SCC-IRG Track 1: Mobility for all - Harnessing Emerging Transit Solutions for Underserved Communities
Public transportation infrastructure is an essential component in cultivating equitable communities. However, public transit agencies have historically struggled to achieve this since they are often severely stressed in terms of resources as they have to make the trade-off between concentrating service into routes that serve large numbers of people and spreading service out to ensure that people everywhere have access to at least some service. A solution that holds great promise for improving public transit systems is the integration of fixed-route services with microtransit systems: multi-passenger transportation services that serve passengers using dynamically generated routes and may expect passengers to make their way to and from common pick-up or drop-off points. However, most microtransit systems have failed in the past due to the lack of community engagement, inability to handle the uncertainty of operations when integrating the fixed transit, and inability to handle the system-level optimization challenges. The project takes a socio-relational approach to community engagement in collaboration with the Chattanooga Area Regional Transportation Authority (CARTA), design a community-centric micro-transit service that augments fixed-line public transit networks (improving transit accessibility), and demonstrate its effectiveness in the representative city of Chattanooga. The outcome of the project will be a deployment-ready software system that can be used by an agency to design and operate a micro-transit service effectively. The algorithmic toolchain will be complemented by mechanisms to optimally select the parameters and sustainably manage the data required by the algorithms. In addition, this project will provide a set of exemplar case studies and a validated social methodology to engage the community and learn their requirements, which will be fed into the algorithms. This will potentially impact a wide range of cities in the U.S. that do not have well-developed transit systems as the project will not only provide a reusable operations system but also demonstrate how integrated socio-technical research and strong community engagement can provide a pattern for sustainability and expansion.

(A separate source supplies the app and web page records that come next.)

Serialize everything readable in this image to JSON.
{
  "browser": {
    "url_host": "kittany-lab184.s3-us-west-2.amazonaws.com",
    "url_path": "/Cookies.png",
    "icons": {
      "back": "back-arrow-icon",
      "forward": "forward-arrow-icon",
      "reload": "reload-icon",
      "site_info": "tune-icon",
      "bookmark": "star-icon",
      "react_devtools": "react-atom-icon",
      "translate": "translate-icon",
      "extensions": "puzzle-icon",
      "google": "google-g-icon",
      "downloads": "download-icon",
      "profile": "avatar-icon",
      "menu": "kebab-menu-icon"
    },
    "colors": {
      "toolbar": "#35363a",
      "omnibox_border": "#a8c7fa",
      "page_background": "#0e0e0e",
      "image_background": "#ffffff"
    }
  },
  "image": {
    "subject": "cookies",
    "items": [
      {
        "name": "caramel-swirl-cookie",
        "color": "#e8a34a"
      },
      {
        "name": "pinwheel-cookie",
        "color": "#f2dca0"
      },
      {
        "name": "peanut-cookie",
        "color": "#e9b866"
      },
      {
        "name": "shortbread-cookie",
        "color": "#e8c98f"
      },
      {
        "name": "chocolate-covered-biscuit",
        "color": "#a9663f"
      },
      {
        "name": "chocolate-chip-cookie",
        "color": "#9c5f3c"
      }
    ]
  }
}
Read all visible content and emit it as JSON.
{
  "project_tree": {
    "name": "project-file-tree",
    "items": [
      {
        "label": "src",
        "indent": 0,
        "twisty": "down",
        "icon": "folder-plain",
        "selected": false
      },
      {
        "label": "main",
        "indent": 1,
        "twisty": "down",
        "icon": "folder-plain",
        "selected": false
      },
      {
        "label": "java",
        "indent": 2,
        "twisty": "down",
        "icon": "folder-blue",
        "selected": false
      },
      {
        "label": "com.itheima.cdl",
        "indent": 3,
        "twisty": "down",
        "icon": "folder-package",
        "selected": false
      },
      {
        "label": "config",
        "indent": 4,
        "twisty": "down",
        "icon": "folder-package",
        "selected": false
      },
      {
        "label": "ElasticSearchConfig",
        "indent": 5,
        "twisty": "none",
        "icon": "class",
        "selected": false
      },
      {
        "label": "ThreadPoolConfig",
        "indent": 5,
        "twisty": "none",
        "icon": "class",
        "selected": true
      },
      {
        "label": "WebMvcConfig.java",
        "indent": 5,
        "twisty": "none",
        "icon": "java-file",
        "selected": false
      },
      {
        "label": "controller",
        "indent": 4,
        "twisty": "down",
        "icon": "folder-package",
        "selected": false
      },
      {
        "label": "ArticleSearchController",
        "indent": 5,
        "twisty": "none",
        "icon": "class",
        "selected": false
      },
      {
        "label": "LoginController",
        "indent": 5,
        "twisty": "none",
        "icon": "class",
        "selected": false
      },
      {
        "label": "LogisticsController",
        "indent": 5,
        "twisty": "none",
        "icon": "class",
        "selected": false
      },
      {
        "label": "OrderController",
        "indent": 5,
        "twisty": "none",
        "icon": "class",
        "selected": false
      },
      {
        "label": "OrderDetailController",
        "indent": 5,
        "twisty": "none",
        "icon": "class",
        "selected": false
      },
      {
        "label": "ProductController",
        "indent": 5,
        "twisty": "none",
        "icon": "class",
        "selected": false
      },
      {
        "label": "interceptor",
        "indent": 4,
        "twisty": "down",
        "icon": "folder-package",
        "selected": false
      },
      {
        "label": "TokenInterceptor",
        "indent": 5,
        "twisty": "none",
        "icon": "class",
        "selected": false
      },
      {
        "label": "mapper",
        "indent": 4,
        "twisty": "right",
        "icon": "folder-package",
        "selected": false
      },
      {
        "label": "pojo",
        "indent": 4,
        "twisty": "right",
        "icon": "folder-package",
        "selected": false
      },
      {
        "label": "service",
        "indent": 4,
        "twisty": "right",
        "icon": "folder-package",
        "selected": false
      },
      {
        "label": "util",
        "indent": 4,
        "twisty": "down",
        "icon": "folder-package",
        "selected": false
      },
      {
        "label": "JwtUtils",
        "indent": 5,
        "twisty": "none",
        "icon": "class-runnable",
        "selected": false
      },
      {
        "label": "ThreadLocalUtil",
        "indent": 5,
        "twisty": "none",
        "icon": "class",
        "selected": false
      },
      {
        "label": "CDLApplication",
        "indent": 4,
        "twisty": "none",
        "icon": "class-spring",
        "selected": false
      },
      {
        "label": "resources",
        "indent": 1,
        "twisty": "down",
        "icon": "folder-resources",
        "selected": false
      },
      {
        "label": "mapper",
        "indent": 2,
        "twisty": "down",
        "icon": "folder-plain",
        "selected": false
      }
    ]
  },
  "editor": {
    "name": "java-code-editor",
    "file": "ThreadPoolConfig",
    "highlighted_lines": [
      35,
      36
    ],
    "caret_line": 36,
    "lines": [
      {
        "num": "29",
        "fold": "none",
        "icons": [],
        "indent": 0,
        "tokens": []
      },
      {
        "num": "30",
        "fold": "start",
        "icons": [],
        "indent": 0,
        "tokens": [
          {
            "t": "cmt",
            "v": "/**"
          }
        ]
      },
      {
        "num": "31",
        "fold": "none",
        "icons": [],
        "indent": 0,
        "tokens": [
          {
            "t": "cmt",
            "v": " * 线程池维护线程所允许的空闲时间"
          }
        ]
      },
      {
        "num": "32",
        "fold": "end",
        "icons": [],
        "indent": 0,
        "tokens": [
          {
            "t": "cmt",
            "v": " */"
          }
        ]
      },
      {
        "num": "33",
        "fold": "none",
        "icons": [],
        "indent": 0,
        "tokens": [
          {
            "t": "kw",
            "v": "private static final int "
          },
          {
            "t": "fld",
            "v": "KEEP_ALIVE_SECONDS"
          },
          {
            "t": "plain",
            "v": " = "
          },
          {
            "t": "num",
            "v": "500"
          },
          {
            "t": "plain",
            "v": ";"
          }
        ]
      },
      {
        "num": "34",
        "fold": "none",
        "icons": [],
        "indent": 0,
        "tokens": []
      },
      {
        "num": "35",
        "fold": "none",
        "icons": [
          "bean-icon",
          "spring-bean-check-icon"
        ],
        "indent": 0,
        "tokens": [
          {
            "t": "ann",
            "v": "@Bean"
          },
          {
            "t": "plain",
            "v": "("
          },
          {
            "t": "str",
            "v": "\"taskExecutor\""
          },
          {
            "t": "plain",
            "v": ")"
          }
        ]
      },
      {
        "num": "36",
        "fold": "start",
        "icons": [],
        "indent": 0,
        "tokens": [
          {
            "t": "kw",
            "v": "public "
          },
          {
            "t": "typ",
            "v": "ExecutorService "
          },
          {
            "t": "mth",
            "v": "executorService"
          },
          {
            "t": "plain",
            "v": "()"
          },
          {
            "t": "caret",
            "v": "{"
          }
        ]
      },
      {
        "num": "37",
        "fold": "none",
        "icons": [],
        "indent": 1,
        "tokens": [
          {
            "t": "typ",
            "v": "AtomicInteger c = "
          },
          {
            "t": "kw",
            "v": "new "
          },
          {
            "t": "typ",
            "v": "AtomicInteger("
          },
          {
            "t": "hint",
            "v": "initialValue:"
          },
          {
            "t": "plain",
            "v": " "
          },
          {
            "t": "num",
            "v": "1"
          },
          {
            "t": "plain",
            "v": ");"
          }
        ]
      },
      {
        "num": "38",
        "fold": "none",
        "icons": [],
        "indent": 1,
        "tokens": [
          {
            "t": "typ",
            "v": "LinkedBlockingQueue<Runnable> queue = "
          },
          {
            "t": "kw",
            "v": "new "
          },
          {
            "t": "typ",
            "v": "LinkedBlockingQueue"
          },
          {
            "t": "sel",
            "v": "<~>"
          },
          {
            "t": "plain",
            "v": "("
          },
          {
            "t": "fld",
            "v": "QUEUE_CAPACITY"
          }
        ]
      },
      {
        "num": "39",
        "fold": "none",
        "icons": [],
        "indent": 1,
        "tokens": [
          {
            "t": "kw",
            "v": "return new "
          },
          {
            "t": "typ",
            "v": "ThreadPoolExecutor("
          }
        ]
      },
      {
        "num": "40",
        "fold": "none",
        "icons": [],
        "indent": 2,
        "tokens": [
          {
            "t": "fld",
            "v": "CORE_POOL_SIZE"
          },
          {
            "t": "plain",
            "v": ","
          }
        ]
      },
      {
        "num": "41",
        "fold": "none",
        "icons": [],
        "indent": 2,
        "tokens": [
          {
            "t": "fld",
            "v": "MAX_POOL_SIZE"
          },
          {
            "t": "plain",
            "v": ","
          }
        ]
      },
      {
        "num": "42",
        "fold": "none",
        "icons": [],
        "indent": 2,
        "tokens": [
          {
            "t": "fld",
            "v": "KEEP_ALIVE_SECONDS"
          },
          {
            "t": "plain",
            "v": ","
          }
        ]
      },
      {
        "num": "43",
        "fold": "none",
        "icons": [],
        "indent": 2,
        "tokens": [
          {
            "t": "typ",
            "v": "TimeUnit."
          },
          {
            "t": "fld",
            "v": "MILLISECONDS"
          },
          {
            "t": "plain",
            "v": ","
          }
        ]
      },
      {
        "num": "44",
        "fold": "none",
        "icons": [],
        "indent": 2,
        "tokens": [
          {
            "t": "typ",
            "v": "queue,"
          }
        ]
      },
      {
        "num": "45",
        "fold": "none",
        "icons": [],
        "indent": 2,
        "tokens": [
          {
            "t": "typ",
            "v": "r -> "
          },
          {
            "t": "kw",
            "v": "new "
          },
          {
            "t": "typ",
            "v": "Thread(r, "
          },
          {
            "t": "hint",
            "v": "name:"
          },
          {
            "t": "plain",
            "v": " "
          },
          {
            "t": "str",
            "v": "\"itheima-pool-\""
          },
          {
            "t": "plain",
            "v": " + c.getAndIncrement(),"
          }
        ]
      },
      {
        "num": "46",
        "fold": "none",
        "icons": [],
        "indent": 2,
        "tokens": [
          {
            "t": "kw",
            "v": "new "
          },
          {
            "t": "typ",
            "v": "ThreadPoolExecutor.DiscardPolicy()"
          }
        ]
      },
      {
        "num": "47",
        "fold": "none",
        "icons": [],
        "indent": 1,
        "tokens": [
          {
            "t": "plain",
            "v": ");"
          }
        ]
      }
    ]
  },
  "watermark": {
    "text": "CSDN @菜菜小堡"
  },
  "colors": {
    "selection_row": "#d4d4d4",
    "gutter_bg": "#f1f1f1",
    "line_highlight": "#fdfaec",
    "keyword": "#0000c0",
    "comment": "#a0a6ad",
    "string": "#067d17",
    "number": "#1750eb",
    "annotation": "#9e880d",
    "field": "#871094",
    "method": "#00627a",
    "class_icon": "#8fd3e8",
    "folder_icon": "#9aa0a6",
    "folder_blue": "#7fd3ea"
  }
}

The intellectual merit of this project lies in the novel community engagement approach and combined operations research and data-driven, learning-based integrated system optimization. Towards this goal, the project will make four key contributions. First, the project will develop a novel targeted outreach approach that uses the relational networks of social capital (e.g., outreach to community centers, congregations and faith communities, schools, and similar organizational structures) and builds a categorical demand model to design an innovative micro-transit system. The project's hypothesis is that the behavioral impact on public-transit ridership with the proposed method will be significantly higher than with an approach that focuses only on the economic or time-saving benefits of the improved transit system. Second, the project will introduce a sustainable and resilient data-integration platform that dynamically adjusts the location of the sensor data used to affect the design parameters and assess performance of the transit system. This is crucial because cloud computing is still very expensive for community partners, especially for real-time high-velocity and high-volume data analysis. Further, this data store provides us an opportunity to take a privacy by design approach for the datasets collected during the project. Specifically, the project will develop novel integrated anonymization mixers for multi-modal datasets (e.g., mixing information of different modalities, such as location traces and transactions, together in a spatiotemporal-transactional mixer) that achieve a given level of privacy (quantified using the notation of differential privacy) while maximizing the accuracy of transit queries, relying on not just the privacy-properties of the data but also on the needs of the queries. Third, the project will develop uncertainty-aware fleet management and dispatch algorithms that incorporate demand aggregation and environmental uncertainty caused by congestion, incidents, and their impact on the system (both for the users and fleet operations). Fourth, the project will leverage recent advances in active learning for non-stationary environments with contextual side information to design algorithms that will aid in the exploration and optimal selection of hyperparameters for microtransit algorithms.